SECP chairman, Khalid Mirza has rightly pointed out that the main responsibility of domestic exchanges is to strengthen as an institution. The choice of going for the demutualization is with the exchanges, as they should evaluate the implementation of capital market reforms carried out by the SECP. Demutualization demands competitiveness. Do the management of our bourses have reached that level of efficiency and professionalism that they come out of the shadow of member brokers. During the past, all the blames and responsibility were easily put on the shoulders of brokers but the new status would demand skills to run the company in profit with shareholders, mostly be brokers, questioning the deeds of management. So exchanges should spend some more time in proving themselves as a profitable entity to attract investors.

Karachi Stock Exchange, the biggest exchange of Pakistan, now offers trading in 'Single Stock Futures' and plans to establish 'Commodities Futures Counter' soon. Diversification benefits would help the exchange not only to retain existing clients but also attract the fresh business too. However, shareholders may have a sustained pressure on it to continuously expand and improve the technology and services. Now the question remains, does Lahore Stock Exchange and Islamabad Stock Exchange has the capacity to attract that much business? The decision going for-profit status may demand considering the merger of exchanges. This option may be considered to attain economies of scale and synergy, avoidance of large number of committees and overlapping memberships. However, that may take ages to develop unanimity of views and convince the industry players.

Competitiveness has also changed the role of traditional brokers. Real time information on stock prices and other data are available anytime and anywhere. Complex analysis of the market may done with a click of investors' personal computers. Investors are now able to obtain customized reports on their portfolio through web-based networks. Deregulation of the banking industry in many jurisdictions has enabled banks and other financial institutions to provide customers with one-window financial services including cash management, portfolio management, direct online trading, receiving of dividend etc.
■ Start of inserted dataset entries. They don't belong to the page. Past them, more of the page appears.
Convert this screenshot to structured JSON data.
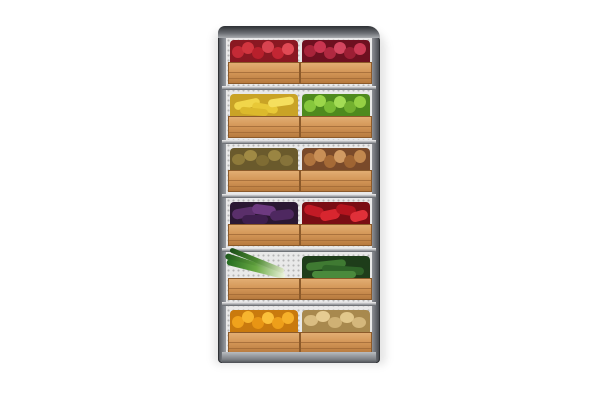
{
  "image": {
    "subject": "produce-display-rack",
    "rows": [
      {
        "left_produce": "red-apples",
        "right_produce": "red-apples"
      },
      {
        "left_produce": "bananas",
        "right_produce": "green-apples"
      },
      {
        "left_produce": "kiwis",
        "right_produce": "pears"
      },
      {
        "left_produce": "eggplants",
        "right_produce": "red-peppers"
      },
      {
        "left_produce": "leeks",
        "right_produce": "zucchini"
      },
      {
        "left_produce": "oranges",
        "right_produce": "potatoes"
      }
    ],
    "colors": {
      "crate": "#d49758",
      "frame": "#c9ccd0",
      "pegboard": "#e9e9e9",
      "background": "#ffffff"
    }
  }
}
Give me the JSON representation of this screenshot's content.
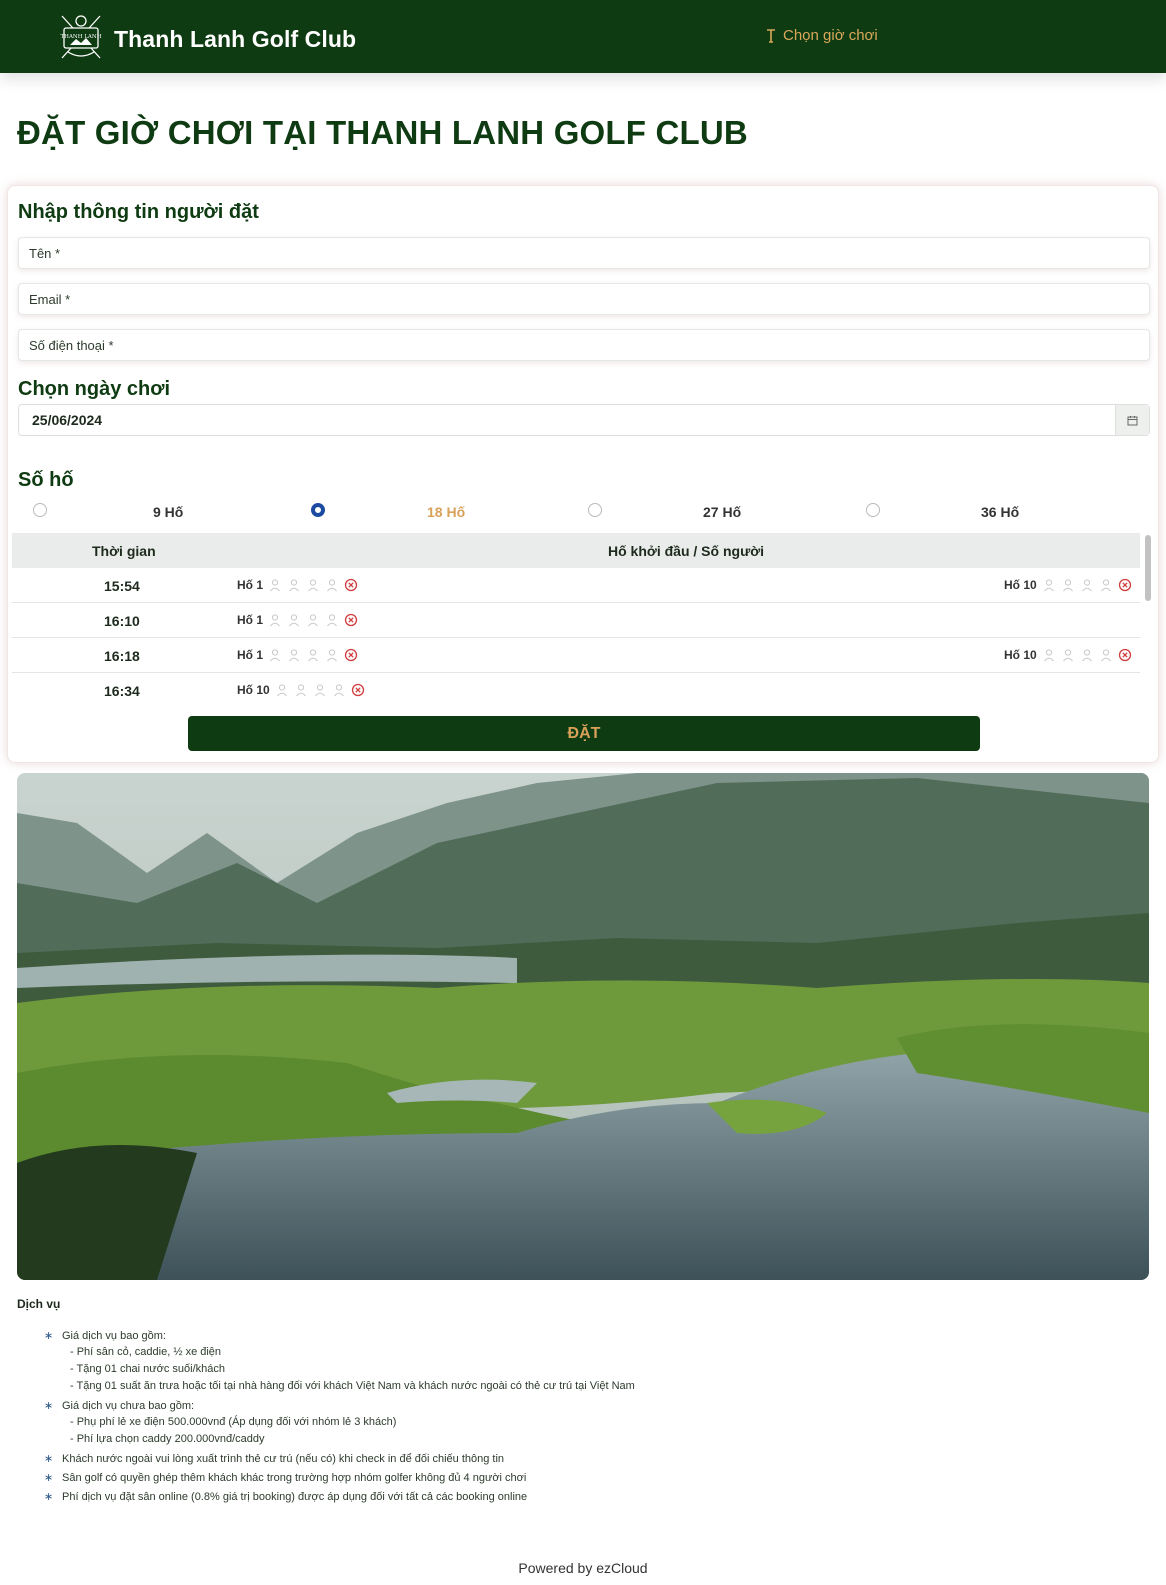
{
  "header": {
    "brand": "Thanh Lanh Golf Club",
    "nav_link": "Chọn giờ chơi"
  },
  "page": {
    "title": "ĐẶT GIỜ CHƠI TẠI THANH LANH GOLF CLUB"
  },
  "booker": {
    "heading": "Nhập thông tin người đặt",
    "name_placeholder": "Tên *",
    "email_placeholder": "Email *",
    "phone_placeholder": "Số điện thoại *"
  },
  "date": {
    "heading": "Chọn ngày chơi",
    "value": "25/06/2024"
  },
  "holes": {
    "heading": "Số hố",
    "options": [
      {
        "label": "9 Hố",
        "selected": false
      },
      {
        "label": "18 Hố",
        "selected": true
      },
      {
        "label": "27 Hố",
        "selected": false
      },
      {
        "label": "36 Hố",
        "selected": false
      }
    ]
  },
  "tee_table": {
    "col_time": "Thời gian",
    "col_start": "Hố khởi đầu / Số người",
    "rows": [
      {
        "time": "15:54",
        "left": "Hố 1",
        "right": "Hố 10"
      },
      {
        "time": "16:10",
        "left": "Hố 1",
        "right": ""
      },
      {
        "time": "16:18",
        "left": "Hố 1",
        "right": "Hố 10"
      },
      {
        "time": "16:34",
        "left": "Hố 10",
        "right": ""
      }
    ]
  },
  "submit_label": "ĐẶT",
  "services": {
    "title": "Dịch vụ",
    "included_title": "Giá dịch vụ bao gồm:",
    "included": [
      "- Phí sân cỏ, caddie, ½ xe điện",
      "- Tặng 01 chai nước suối/khách",
      "- Tặng 01 suất ăn trưa hoặc tối tại nhà hàng đối với khách Việt Nam và khách nước ngoài có thẻ cư trú tại Việt Nam"
    ],
    "excluded_title": "Giá dịch vụ chưa bao gồm:",
    "excluded": [
      "- Phụ phí lẻ xe điện 500.000vnđ (Áp dụng đối với nhóm lẻ 3 khách)",
      "- Phí lựa chọn caddy 200.000vnđ/caddy"
    ],
    "notes": [
      "Khách nước ngoài vui lòng xuất trình thẻ cư trú (nếu có) khi check in để đối chiếu thông tin",
      "Sân golf có quyền ghép thêm khách khác trong trường hợp nhóm golfer không đủ 4 người chơi",
      "Phí dịch vụ đặt sân online (0.8% giá trị booking) được áp dụng đối với tất cả các booking online"
    ]
  },
  "footer": "Powered by ezCloud",
  "colors": {
    "brand_green": "#0f3b12",
    "accent_gold": "#d9a05a",
    "radio_blue": "#1b4aa0",
    "cancel_red": "#d23c3c"
  },
  "icons": {
    "logo": "golf-club-crest-icon",
    "nav": "golf-tee-icon",
    "calendar": "calendar-icon",
    "player": "person-outline-icon",
    "cancel": "circle-x-icon"
  }
}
Brokerage firms will have to add value by developing superior risk management systems and providing risk capital in order to compete for customers under such environment.

Investors will be the ultimate beneficiaries of all these changes in the market place. They will have more choices and information on investment products, easier accessibility to any market they wish to trade on, and better and cheaper services for intermediaries. The new generation of investors will become more increasingly sophisticated as market information becomes widely available. However, the complexity of the new markets also means that investors must know their own risk appetite before entering the market. With sophistication in the marketplace, the demand for improved corporate governance by public companies will also increase.

Securities regulator, as well, cannot be insulated from all these changes. Whether a demutualized exchange should be regulated as any other listed company, or as a utility, will be a challenge for the regulators. Regulators must also keep up with the sophistication in market technology and new market structure. Enforcement cases will become more complicated as market manipulation and other misconduct are now also conducted on the internet, making it more difficult to be detected.

Accelerated changes and developments in the marketplace, together with the new population of investors, mean that there will be an increased emphasis on investors' education. This is a task which, has only recently been undertaken by regulators. The regulator's role is not only to enforce the rules but also to facilitate market development. The challenge is to balance the pressure generated by market participants, with the regulator's desire to ensure stability and integrity in the market. Regardless of any changes, however, the regulator must ensure a fair and transparent market, and a level playing field so that there will be continued confidence in the market of the new era.